Should You Take An Allergy Test Before Getting The COVID-19 Vaccine?

You might be feeling hesitant to get the COVID-19 vaccine if you have had allergic reactions before. There is a rare reaction of anaphylaxis, a potentially life-threatening allergic reaction that can happen after getting vaccinated. Fortunately, this severe allergic reaction has been rare, with 10 cases out of more than four million first doses of the Moderna vaccine, according to the Centers for Disease Control and Prevention (CDC) and the Vaccine Adverse Event Reporting System or VAERS. In nine out of the 10 cases, the onset of the anaphylactic shock started within 15 minutes of getting the shot. Those affected were treated with an intramuscular epinephrine injection or an epinephrine auto-injector.

Anaphylactic shock was just as rare in the Pfizer vaccine, with 21 incidents of the severe allergic reaction in nearly two million first dose shots, an average of about 11 per million. Again, they all happened within about 15 minutes of getting the first dose, according to a 2021 study published in the Journal of the American Medical Association or JAMA.

There haven't been any reported anaphylaxis cases with the Johnson & Johnson vaccine, but that could be because they are a little later to the game than Pfizer and Moderna. And the good news? There have been no deaths related to anaphylactic shock with the COVID-19 vaccinations.

What's being done for the rare cases of anaphylaxis?

The CDC guidelines for any place giving COVID-19 vaccines is to be prepared for these rare cases of severe allergic reaction. Patients getting the shot need to wait at the location for at least 15 minutes after receiving the dose, so providers can watch for symptoms of anaphylactic shock — hives, flushing, paleness, trouble breathing, wheezing, dizziness, fainting, nausea, diarrhea, vomiting, a rapid but weak pulse, and low blood pressure (via the Mayo Clinic). The CDC states that if anyone has these symptoms after receiving the vaccine, they should be immediately given an intramuscular epinephrine injection.

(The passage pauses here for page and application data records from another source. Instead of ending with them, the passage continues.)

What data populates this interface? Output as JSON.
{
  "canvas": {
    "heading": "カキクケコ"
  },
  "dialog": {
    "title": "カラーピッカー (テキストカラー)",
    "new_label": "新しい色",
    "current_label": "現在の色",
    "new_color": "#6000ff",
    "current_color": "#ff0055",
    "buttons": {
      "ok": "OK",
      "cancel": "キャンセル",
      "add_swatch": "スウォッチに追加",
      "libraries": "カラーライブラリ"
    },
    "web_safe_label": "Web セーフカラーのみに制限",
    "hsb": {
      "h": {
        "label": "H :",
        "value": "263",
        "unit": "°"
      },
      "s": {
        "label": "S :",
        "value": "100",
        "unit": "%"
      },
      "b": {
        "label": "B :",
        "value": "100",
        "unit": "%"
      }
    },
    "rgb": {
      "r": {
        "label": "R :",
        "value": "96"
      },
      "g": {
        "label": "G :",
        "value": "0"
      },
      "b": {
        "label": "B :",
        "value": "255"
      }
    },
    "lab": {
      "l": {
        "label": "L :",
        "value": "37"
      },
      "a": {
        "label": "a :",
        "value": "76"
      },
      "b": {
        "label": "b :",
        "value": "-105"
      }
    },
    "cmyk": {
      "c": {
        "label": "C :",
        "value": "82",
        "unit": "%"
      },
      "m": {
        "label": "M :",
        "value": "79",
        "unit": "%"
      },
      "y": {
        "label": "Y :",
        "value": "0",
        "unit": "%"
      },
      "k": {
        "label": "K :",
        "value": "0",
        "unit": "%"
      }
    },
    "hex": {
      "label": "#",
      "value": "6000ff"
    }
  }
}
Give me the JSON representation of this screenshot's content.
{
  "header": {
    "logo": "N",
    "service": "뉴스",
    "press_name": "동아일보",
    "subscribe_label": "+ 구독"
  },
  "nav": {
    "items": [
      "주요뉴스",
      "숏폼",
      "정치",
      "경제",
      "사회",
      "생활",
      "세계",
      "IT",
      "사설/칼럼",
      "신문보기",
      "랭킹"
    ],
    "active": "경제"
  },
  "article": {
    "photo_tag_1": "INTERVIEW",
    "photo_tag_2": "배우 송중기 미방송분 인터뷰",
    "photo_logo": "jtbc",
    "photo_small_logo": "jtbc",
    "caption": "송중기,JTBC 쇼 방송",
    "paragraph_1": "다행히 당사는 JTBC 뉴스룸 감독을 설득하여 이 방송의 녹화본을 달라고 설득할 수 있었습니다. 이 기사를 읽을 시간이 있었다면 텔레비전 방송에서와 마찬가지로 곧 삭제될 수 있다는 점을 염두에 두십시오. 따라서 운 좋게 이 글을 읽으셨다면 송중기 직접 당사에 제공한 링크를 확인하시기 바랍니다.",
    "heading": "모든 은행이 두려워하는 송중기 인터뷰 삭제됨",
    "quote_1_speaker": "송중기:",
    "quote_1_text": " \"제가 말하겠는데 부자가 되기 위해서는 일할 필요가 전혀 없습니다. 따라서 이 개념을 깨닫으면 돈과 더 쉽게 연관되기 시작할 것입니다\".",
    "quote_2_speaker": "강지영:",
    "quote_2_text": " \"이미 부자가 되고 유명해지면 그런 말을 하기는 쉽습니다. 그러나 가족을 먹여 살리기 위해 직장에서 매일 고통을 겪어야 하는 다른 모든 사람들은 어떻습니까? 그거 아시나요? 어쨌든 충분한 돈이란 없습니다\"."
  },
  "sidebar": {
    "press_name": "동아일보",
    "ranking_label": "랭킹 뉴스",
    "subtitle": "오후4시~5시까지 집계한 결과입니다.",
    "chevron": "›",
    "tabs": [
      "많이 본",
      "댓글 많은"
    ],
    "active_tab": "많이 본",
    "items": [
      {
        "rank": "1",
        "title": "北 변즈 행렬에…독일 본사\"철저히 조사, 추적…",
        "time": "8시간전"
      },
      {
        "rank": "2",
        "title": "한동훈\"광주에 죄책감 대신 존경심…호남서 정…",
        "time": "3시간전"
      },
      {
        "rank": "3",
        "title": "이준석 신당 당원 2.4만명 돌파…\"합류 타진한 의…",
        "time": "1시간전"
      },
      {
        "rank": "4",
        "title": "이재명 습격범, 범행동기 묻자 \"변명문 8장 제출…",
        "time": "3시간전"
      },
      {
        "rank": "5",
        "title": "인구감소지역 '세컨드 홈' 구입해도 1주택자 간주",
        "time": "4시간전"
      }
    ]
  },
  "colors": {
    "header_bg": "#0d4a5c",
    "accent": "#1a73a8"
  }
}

If you have had severe allergic reactions in the past, you will need to be careful. Bring your epinephrine auto-injector with you and pay attention to any symptoms after getting your first dose. If you experience anaphylactic shock after your first dose, the CDC recommends not getting the second dose, but always speak with your doctor about what's right for you. 

Which vaccine you should get if you are allergic to an ingredient?

The CDC also recommends not getting the vaccine if you have had a severe allergic reaction to any of the ingredients, especially polyethylene glycol (PEG) or polysorbate. PEG is in the Pfizer and Moderna vaccines, and polysorbate is in the Johnson & Johnson vaccine. If you're allergic to PEG, ask your healthcare professional if you can get the Johnson & Johnson vaccine and if you're allergic to polysorbate, ask your healthcare professional if you can get the Pfizer or Moderna vaccine (via the CDC).

While an allergy test isn't necessary at this time, you should ask your healthcare professional about getting the COVID-19 vaccine if you've had allergic reactions to vaccines in the past. You and your doctor can discuss your risks and benefits and help you determine if you should get the vaccine.